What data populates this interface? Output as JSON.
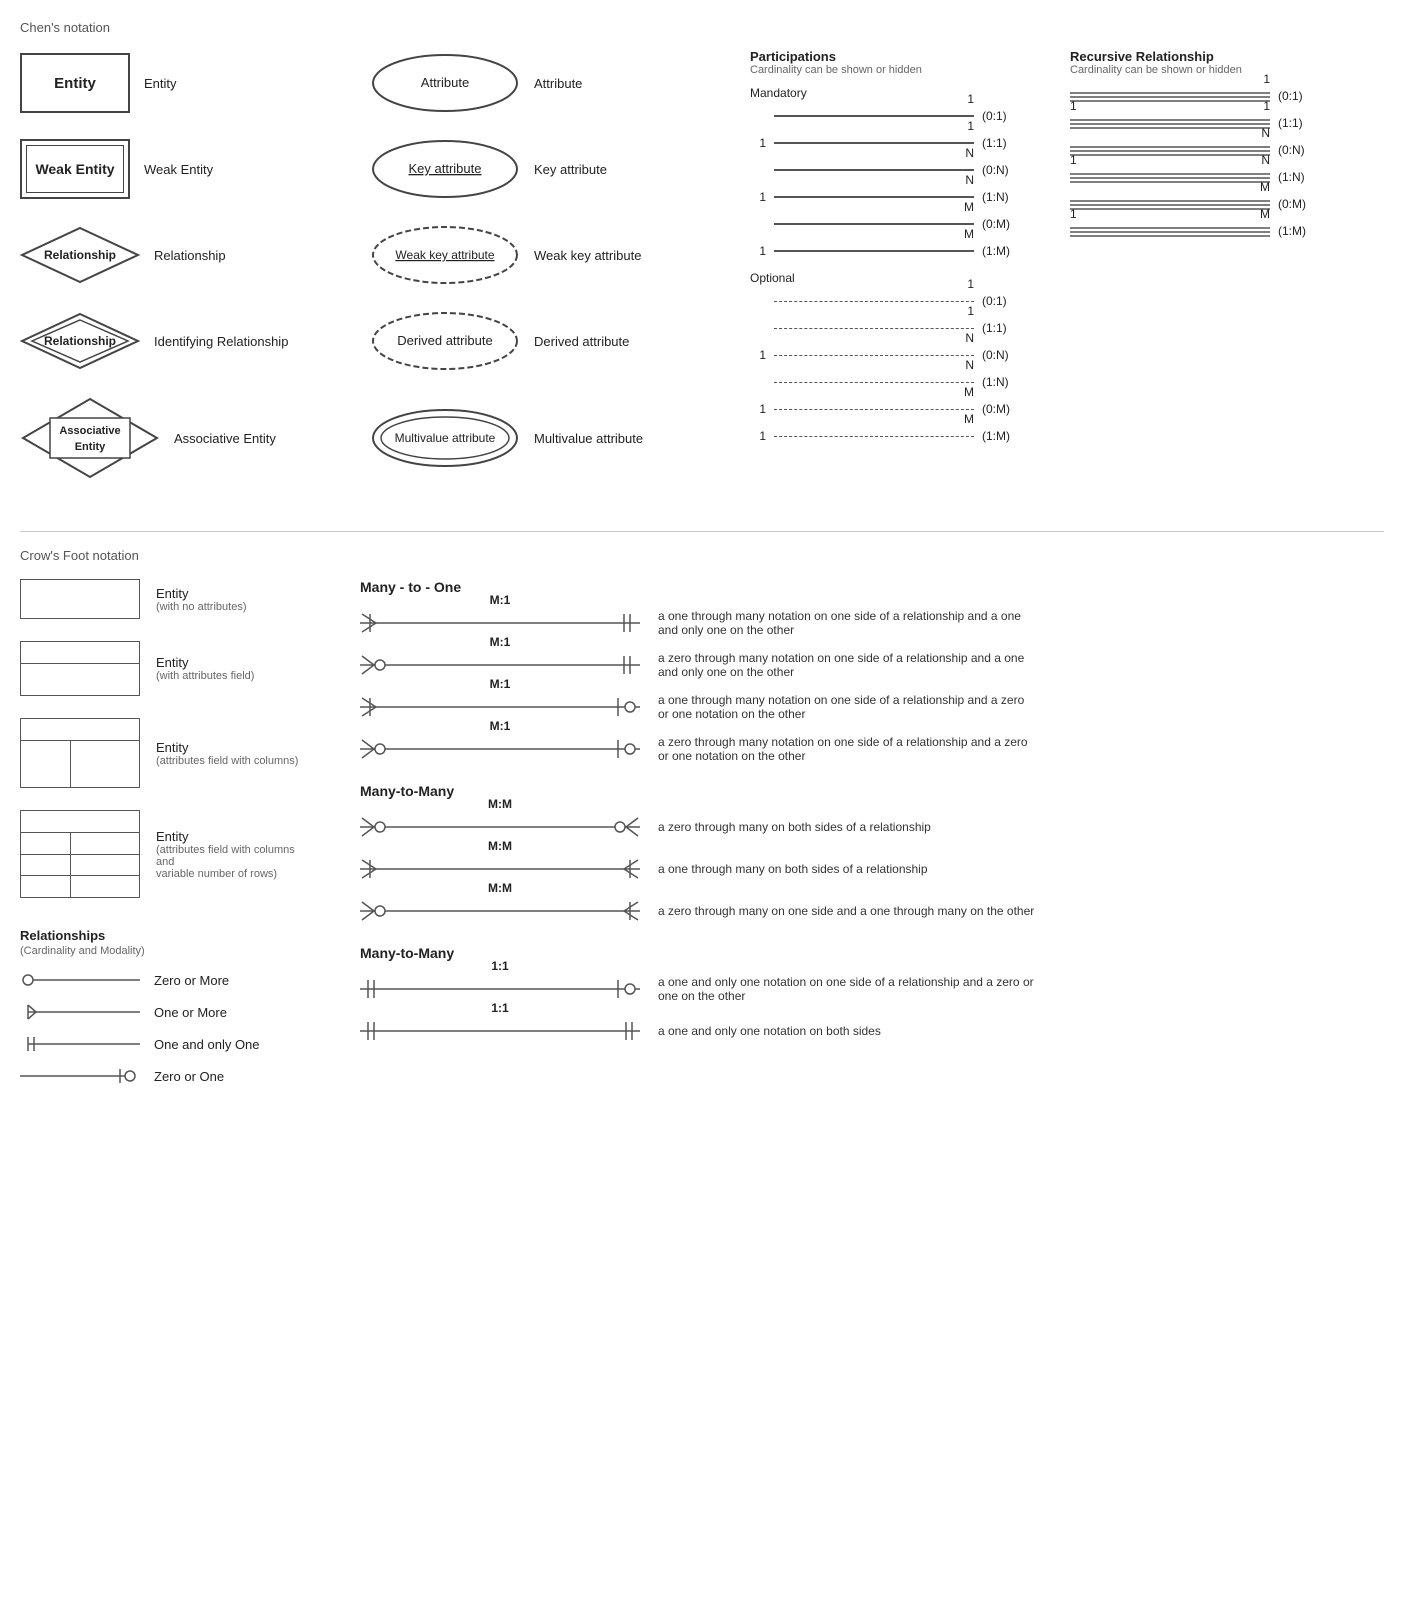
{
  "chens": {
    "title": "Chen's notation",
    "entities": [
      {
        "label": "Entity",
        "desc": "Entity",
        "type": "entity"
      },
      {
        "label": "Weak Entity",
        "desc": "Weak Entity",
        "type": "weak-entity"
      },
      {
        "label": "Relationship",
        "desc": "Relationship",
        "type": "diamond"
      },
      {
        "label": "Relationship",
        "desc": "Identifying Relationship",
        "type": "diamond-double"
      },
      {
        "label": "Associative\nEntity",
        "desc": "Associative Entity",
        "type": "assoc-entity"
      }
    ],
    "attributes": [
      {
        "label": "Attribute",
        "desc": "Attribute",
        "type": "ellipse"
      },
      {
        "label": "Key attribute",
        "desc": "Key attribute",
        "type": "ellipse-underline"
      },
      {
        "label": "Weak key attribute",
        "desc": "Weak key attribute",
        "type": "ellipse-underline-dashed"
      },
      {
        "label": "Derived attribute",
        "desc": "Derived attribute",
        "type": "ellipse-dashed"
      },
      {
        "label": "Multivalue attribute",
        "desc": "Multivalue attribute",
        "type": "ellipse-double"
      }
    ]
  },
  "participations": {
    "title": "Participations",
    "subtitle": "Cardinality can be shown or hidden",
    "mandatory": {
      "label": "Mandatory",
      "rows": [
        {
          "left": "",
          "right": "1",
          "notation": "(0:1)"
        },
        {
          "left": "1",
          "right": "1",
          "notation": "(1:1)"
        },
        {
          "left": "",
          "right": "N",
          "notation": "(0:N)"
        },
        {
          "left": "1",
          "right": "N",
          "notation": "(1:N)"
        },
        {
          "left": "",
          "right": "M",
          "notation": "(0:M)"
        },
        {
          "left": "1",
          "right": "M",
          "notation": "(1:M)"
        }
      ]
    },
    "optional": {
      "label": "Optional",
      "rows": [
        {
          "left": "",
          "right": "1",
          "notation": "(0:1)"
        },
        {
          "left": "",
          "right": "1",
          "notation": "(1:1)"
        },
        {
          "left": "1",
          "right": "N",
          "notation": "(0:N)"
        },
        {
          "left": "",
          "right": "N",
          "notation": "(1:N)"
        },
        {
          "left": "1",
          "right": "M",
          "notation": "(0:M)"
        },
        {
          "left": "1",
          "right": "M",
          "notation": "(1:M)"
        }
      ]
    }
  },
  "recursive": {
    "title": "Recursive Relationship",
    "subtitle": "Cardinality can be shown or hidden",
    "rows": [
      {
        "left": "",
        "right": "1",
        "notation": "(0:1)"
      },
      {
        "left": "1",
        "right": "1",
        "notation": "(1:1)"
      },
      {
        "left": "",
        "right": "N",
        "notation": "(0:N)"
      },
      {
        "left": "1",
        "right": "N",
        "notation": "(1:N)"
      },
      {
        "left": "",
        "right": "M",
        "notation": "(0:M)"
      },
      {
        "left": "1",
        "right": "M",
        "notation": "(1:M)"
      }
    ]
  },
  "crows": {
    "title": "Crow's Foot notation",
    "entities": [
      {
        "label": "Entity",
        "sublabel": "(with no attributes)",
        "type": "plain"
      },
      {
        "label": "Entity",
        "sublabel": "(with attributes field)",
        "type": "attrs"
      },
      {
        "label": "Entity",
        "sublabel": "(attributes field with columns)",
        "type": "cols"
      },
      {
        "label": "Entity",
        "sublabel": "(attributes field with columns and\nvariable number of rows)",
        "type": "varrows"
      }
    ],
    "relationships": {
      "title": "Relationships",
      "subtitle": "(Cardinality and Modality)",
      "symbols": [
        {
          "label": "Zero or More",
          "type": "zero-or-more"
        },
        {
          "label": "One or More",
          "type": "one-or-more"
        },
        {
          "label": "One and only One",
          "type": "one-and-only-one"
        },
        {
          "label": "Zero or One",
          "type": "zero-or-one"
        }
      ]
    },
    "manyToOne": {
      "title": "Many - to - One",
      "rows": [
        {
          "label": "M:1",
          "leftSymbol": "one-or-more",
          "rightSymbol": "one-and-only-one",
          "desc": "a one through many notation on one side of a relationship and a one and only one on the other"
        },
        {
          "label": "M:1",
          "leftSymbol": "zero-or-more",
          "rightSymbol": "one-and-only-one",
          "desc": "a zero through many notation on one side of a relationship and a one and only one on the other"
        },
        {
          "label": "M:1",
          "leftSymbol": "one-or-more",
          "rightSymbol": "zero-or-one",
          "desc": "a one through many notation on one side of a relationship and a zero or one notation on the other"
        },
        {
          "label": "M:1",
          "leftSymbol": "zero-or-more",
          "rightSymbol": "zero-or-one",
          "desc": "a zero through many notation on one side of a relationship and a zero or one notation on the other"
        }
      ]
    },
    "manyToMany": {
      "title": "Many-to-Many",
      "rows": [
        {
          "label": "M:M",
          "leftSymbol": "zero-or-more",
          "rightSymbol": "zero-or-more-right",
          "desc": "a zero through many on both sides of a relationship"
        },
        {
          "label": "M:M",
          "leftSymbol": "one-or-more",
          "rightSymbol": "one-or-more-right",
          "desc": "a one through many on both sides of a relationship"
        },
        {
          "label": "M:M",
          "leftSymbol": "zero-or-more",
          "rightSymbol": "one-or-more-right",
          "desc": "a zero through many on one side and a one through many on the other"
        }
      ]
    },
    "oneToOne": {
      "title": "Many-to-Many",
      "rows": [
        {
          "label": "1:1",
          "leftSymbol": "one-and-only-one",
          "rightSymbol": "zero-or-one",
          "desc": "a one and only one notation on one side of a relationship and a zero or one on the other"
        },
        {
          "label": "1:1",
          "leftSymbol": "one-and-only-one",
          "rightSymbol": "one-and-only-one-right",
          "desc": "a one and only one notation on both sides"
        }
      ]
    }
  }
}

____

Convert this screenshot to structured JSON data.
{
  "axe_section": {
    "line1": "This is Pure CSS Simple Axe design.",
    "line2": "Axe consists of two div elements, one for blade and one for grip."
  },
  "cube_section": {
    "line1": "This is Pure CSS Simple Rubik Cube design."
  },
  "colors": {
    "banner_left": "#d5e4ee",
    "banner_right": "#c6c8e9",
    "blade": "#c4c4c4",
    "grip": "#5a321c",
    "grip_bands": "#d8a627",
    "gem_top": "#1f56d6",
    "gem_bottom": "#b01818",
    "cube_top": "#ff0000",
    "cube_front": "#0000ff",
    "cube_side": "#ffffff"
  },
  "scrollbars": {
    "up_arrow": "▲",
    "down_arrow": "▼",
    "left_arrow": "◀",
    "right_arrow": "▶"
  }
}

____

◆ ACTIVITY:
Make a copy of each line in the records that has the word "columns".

◆ EXERCISE ANSWER:
        "sublabel": "(attributes field with columns)",
        "sublabel": "(attributes field with columns and\nvariable number of rows)",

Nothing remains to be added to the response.